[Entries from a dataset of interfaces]
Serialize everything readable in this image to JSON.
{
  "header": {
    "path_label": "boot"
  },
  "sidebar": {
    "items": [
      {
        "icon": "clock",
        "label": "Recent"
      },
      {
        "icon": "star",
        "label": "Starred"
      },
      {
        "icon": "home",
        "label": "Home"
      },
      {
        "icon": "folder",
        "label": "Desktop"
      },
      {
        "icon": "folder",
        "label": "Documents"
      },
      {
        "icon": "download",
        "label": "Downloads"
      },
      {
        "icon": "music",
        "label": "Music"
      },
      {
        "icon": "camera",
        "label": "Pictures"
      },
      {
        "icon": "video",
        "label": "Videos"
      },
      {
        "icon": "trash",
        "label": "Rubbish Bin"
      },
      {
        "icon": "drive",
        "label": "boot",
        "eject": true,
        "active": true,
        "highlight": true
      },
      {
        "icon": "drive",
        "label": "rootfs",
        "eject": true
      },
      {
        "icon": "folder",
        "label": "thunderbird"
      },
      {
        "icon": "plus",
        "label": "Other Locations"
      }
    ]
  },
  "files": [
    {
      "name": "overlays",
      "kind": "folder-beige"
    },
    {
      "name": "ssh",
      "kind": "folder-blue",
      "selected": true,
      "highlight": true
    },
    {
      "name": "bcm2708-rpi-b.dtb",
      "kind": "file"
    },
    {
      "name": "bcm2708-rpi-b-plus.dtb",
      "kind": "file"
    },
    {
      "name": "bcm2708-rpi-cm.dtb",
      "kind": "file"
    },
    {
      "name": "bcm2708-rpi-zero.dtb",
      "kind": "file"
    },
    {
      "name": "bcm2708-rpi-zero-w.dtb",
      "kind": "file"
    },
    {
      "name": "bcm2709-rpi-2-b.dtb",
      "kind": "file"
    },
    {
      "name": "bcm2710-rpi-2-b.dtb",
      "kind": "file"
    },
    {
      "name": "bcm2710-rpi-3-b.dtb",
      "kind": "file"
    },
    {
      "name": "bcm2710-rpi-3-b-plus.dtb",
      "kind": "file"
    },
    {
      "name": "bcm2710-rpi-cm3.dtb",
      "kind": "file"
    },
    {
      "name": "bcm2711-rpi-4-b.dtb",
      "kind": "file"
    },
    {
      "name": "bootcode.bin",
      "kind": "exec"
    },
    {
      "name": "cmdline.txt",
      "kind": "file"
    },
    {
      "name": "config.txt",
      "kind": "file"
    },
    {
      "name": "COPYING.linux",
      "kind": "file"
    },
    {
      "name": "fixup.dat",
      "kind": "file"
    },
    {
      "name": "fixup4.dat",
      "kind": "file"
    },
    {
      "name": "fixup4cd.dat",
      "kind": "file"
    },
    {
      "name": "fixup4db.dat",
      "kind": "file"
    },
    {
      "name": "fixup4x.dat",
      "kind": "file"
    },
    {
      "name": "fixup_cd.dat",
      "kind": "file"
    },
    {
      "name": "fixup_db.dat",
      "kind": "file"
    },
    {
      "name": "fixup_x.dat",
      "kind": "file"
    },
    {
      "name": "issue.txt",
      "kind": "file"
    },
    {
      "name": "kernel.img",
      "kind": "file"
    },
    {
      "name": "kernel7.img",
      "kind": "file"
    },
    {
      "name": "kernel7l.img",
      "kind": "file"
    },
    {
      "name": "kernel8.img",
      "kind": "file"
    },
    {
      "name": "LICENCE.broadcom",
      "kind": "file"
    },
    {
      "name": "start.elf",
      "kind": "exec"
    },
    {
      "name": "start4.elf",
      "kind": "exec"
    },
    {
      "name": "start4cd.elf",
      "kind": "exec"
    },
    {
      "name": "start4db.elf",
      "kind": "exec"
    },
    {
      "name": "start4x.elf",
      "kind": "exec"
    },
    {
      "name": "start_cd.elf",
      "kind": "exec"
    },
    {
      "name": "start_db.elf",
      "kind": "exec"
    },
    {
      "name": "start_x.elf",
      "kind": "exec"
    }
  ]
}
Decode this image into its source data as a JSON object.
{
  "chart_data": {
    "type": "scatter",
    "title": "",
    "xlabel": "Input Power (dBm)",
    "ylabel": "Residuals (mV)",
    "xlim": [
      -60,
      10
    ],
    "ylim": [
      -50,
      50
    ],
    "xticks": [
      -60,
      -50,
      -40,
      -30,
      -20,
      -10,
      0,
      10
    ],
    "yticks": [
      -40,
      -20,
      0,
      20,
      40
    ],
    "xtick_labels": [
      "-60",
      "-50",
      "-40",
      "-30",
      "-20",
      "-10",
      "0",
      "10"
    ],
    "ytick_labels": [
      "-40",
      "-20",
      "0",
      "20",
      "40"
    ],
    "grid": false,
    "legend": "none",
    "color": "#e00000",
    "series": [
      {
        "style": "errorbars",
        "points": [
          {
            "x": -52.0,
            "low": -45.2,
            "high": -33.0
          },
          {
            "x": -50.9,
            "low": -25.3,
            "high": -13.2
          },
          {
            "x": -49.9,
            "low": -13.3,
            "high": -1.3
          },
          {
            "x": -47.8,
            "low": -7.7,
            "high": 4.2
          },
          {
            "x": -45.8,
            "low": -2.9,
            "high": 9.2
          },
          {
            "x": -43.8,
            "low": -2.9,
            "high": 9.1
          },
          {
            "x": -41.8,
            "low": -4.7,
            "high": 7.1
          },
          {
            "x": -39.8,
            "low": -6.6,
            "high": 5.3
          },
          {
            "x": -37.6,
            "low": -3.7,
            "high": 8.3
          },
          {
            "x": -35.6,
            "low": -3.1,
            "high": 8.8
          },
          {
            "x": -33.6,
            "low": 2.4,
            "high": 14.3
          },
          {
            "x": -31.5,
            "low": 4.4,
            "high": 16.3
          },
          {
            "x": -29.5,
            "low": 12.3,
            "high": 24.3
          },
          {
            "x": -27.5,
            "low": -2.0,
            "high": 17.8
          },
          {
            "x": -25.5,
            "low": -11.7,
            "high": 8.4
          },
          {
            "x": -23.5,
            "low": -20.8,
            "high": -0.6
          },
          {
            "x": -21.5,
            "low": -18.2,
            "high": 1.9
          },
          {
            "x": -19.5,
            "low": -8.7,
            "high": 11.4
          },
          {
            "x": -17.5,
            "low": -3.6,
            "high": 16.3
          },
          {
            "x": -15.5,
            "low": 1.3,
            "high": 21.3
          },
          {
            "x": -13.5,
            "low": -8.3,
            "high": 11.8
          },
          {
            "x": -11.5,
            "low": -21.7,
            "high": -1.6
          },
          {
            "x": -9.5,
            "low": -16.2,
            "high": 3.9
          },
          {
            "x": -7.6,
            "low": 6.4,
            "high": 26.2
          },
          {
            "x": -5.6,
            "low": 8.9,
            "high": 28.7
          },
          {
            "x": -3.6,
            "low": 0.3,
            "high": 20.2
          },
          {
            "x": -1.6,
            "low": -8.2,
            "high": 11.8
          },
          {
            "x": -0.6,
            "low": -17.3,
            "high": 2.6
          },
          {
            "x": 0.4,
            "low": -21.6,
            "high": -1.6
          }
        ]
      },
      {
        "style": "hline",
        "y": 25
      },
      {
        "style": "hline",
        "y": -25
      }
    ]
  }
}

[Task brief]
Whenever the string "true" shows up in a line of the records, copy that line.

[Written response]
        "eject": true,
        "active": true,
        "highlight": true
        "eject": true
      "selected": true,
      "highlight": true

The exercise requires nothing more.